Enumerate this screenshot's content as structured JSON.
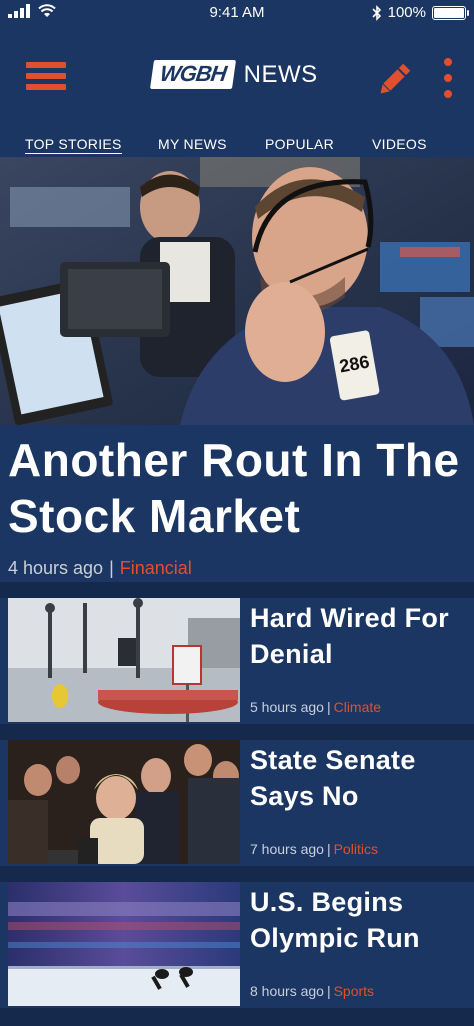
{
  "status_bar": {
    "time": "9:41 AM",
    "battery": "100%",
    "battery_level": 1.0,
    "icons": [
      "signal-icon",
      "wifi-icon",
      "bluetooth-icon",
      "battery-icon"
    ]
  },
  "header": {
    "logo_brand": "WGBH",
    "logo_suffix": "NEWS",
    "accent_color": "#e0502e",
    "background_color": "#1c3663"
  },
  "tabs": [
    {
      "label": "TOP STORIES",
      "active": true
    },
    {
      "label": "MY NEWS",
      "active": false
    },
    {
      "label": "POPULAR",
      "active": false
    },
    {
      "label": "VIDEOS",
      "active": false
    }
  ],
  "hero": {
    "title": "Another Rout In The Stock Market",
    "time": "4 hours ago",
    "separator": "|",
    "category": "Financial"
  },
  "stories": [
    {
      "title": "Hard Wired For Denial",
      "time": "5 hours ago",
      "separator": "|",
      "category": "Climate"
    },
    {
      "title": "State Senate Says No",
      "time": "7 hours ago",
      "separator": "|",
      "category": "Politics"
    },
    {
      "title": "U.S. Begins Olympic Run",
      "time": "8 hours ago",
      "separator": "|",
      "category": "Sports"
    }
  ],
  "image_text": {
    "badge_number": "286"
  }
}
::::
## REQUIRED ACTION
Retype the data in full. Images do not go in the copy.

## TASK RESULT
Enumerate this screenshot's content as structured JSON.
{
  "status_bar": {
    "time": "9:41 AM",
    "battery": "100%",
    "battery_level": 1.0,
    "icons": [
      "signal-icon",
      "wifi-icon",
      "bluetooth-icon",
      "battery-icon"
    ]
  },
  "header": {
    "logo_brand": "WGBH",
    "logo_suffix": "NEWS",
    "accent_color": "#e0502e",
    "background_color": "#1c3663"
  },
  "tabs": [
    {
      "label": "TOP STORIES",
      "active": true
    },
    {
      "label": "MY NEWS",
      "active": false
    },
    {
      "label": "POPULAR",
      "active": false
    },
    {
      "label": "VIDEOS",
      "active": false
    }
  ],
  "hero": {
    "title": "Another Rout In The Stock Market",
    "time": "4 hours ago",
    "separator": "|",
    "category": "Financial"
  },
  "stories": [
    {
      "title": "Hard Wired For Denial",
      "time": "5 hours ago",
      "separator": "|",
      "category": "Climate"
    },
    {
      "title": "State Senate Says No",
      "time": "7 hours ago",
      "separator": "|",
      "category": "Politics"
    },
    {
      "title": "U.S. Begins Olympic Run",
      "time": "8 hours ago",
      "separator": "|",
      "category": "Sports"
    }
  ],
  "image_text": {
    "badge_number": "286"
  }
}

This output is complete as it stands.